And the big question is “how am I doing?”
My therapy session with Lynn is coming up in 2 days so I always like to mentally prepare for how I will respond.
I’ve been on the Wellbutrin 100mg SR for 18 days. Before that, I tried 50mg of Wellbutrin for 2 weeks, which I did not respond to but that low dose gave me a jump start on the 100mg efficacy.
Lynn will ask, “How do you think the new dose of Wellbutrin is working?”
The answer: My depressed mood has somewhat lifted.
I most certainly feel better than I did 2 weeks ago when I sat nervously in Lynn’s office, feeling mentally ill and insupportable. My own self-loathing was evident in that I couldn’t freely converse. I no longer have such a negative sense about myself. However, I do recognize symptoms of depression.

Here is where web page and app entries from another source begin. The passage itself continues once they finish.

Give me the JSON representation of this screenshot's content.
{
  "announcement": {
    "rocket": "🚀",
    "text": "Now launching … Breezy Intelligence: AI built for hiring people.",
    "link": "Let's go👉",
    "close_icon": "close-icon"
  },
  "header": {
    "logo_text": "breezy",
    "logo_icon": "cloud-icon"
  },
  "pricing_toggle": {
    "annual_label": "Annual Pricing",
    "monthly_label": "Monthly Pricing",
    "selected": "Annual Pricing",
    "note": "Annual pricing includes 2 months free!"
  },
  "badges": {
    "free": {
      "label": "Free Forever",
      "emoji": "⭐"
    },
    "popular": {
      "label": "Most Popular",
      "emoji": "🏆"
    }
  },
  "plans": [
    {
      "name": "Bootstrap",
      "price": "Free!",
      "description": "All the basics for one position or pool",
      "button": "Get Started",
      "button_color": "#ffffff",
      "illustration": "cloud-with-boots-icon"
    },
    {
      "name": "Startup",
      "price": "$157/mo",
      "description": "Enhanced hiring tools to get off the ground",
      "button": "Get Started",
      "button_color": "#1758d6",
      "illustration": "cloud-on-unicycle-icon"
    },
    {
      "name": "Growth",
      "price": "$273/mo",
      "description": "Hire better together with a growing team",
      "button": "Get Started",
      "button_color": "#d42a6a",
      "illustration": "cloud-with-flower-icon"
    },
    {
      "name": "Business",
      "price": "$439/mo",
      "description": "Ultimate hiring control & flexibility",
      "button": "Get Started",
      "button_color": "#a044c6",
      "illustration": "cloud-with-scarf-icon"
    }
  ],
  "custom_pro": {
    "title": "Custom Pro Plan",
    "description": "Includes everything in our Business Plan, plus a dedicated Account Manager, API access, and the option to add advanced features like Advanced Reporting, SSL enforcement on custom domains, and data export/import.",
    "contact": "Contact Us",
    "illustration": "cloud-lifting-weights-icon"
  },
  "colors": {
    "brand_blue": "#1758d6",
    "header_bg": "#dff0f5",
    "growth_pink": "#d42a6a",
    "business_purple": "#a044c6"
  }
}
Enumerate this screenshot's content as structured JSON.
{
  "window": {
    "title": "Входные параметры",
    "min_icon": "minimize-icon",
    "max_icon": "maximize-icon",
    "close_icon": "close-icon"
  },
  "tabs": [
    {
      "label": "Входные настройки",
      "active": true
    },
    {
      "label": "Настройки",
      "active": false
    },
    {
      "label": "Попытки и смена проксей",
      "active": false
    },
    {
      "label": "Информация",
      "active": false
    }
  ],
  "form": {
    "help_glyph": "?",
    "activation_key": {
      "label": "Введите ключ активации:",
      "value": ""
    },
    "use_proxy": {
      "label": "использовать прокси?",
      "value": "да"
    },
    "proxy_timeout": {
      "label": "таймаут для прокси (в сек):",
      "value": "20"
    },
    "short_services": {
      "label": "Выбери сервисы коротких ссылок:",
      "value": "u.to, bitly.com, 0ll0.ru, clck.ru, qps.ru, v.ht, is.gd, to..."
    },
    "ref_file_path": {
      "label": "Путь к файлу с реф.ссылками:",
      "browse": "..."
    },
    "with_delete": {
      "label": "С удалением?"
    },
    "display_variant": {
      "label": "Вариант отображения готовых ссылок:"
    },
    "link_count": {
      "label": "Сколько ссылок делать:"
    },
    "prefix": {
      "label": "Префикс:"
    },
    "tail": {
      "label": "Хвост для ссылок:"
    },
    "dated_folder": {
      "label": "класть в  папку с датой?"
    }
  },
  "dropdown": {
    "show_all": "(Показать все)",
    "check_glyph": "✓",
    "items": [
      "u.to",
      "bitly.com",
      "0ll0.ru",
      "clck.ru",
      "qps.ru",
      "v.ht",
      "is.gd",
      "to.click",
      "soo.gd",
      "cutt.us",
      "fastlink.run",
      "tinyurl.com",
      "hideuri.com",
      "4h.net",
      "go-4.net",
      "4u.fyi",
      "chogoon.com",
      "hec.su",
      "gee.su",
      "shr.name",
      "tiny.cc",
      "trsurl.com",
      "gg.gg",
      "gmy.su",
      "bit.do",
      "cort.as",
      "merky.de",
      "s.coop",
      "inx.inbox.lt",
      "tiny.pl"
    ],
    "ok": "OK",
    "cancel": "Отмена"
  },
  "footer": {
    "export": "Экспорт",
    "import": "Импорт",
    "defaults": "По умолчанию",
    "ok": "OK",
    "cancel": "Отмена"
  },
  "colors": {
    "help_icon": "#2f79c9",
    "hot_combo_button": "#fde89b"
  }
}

My quickness to feel guilt and shame is still lingering. I notice an overwhelming sense that I can’t handle bad news or criticism because I will turn it against myself. This makes me want to isolate myself and try to avoid conversation and confrontational situations. At work, if I am remiss in any fashion, I feel like the walls will fall down and fingers will point at me as the guilty one. I carry the weight of my children’s successes or failures. I watch them and feel I am directly responsible for their shortcomings because I am not good enough. This is not a “normal” response from me. I give my kids freedom of expression and I know they are individuals with their own strengths and weaknesses. So, why self-judge myself on their behavior? Why am I blaming myself for my son’s sports injuries? Why do I feel guilty that he can’t play? My other son is looking pretty scrappy lately because he wants to grow his hair long. I encourage self-identity but, nevertheless, I’m overcome with a sense of guilt and condemnation.
These fears have me in a flight or fright mode. Anxiety creeps in by 5 pm and I desperately want a drink to wash away the blame I feel for things out of my control. That is a sign depression is not properly managed. I’m well enough to get through my work days and all the required social interactions, but once I get home all resolve crumbles and I seek relief from the built up mental anguish.
Lynn will ask, “How are you doing with your drinking?”
My answer: I have not had a drop of wine all week, instead I am taking Klonopin as directed, which is once daily, in the afternoon.
I did not do as well on the weekend, and drank 2 bottles of wine. My mission was to be drunk enough to forget the nagging thoughts and anxieties, so I can’t say it was in moderation. Well, at least I did not take the anti-anxiety medication on those evenings so that is showing some control and, in my eyes, progress. Yes, I can hear some of you saying “just cut out all alcohol” but that has been my crutch since I was an early teen. I’m late 40’s now so you do the math – alcohol is a coping mechanism that has served a purpose for many years. I need help learning new coping skills, that I freely admit.
The Klonopin has stopped making me feel buzzed. Once this week, I took it before a nighttime meeting and felt pretty good. I like the sense of an emotional void it offers. It can cause dizziness if I take it without a meal in my stomach, though. And if I take it too close to bedtime, I get drowsy.
The Klonopin or Wellbutrin is causing a slight case of constipation. I’m trying to up my fruit and fiber to prevent that side effect.
Summing up, I would have to tell Lynn I still feel anxious and depressed so I don’t believe I’m on the right dosage of medication.
Since she is a therapist and an RN, she’s got her Rx pad at the ready, prepared to pull something new out of her pharmaceutical bag of tricks. Or, maybe I will be encouraged to continue along this path of semi-better and be happy with the minimal side effects.
My question for my therapist is: If we increase the Wellbutrin will more side effects appear? If her answer is in the negative, than that’s what I lean toward. So far, I’m cautiously optimistic about Wellbutrin. ♥